## EXERCISE INSTRUCTIONS
Starting at the line with "Convert this screenshot" in it, reproduce each line below through the last one, exactly, and include nothing else.

INPUT MATERIAL below:

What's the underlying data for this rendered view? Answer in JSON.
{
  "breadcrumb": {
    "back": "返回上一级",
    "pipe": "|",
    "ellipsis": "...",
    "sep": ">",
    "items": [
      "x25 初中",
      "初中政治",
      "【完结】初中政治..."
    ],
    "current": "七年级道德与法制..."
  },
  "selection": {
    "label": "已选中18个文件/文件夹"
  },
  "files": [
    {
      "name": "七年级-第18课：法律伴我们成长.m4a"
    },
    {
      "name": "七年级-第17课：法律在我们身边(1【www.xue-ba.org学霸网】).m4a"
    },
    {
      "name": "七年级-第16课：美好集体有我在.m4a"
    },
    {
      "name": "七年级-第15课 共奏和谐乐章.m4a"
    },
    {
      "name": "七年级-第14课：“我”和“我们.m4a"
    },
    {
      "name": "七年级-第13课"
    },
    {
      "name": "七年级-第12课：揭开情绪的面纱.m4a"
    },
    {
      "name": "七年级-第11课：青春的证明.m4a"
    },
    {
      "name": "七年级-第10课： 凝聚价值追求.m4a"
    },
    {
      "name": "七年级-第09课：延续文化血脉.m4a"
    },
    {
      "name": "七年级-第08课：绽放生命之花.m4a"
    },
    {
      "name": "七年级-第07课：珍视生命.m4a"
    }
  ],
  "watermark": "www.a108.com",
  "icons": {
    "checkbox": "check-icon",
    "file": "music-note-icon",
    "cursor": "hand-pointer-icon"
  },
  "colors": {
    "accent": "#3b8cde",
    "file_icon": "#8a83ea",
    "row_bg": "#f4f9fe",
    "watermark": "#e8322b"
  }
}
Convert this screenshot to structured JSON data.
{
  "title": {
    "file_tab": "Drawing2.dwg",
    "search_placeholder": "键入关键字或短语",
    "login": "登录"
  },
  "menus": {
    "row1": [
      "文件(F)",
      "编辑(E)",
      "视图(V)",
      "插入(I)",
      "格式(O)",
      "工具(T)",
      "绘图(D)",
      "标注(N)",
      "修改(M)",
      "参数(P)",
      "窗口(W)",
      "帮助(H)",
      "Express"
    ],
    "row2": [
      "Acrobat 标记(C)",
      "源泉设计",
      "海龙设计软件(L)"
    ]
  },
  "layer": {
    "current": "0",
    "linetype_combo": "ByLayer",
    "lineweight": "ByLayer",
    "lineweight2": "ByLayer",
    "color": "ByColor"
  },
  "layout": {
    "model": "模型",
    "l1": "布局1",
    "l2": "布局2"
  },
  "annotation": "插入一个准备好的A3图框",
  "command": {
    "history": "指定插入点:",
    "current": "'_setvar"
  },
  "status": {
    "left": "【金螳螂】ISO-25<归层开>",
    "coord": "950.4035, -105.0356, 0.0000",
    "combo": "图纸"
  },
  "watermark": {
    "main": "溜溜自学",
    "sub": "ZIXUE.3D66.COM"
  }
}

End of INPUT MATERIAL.

## ANSWER FOR THE TASK
Convert this screenshot to structured JSON data.
{
  "title": {
    "file_tab": "Drawing2.dwg",
    "search_placeholder": "键入关键字或短语",
    "login": "登录"
  },
  "menus": {
    "row1": [
      "文件(F)",
      "编辑(E)",
      "视图(V)",
      "插入(I)",
      "格式(O)",
      "工具(T)",
      "绘图(D)",
      "标注(N)",
      "修改(M)",
      "参数(P)",
      "窗口(W)",
      "帮助(H)",
      "Express"
    ],
    "row2": [
      "Acrobat 标记(C)",
      "源泉设计",
      "海龙设计软件(L)"
    ]
  },
  "layer": {
    "current": "0",
    "linetype_combo": "ByLayer",
    "lineweight": "ByLayer",
    "lineweight2": "ByLayer",
    "color": "ByColor"
  },
  "layout": {
    "model": "模型",
    "l1": "布局1",
    "l2": "布局2"
  },
  "annotation": "插入一个准备好的A3图框",
  "command": {
    "history": "指定插入点:",
    "current": "'_setvar"
  },
  "status": {
    "left": "【金螳螂】ISO-25<归层开>",
    "coord": "950.4035, -105.0356, 0.0000",
    "combo": "图纸"
  },
  "watermark": {
    "main": "溜溜自学",
    "sub": "ZIXUE.3D66.COM"
  }
}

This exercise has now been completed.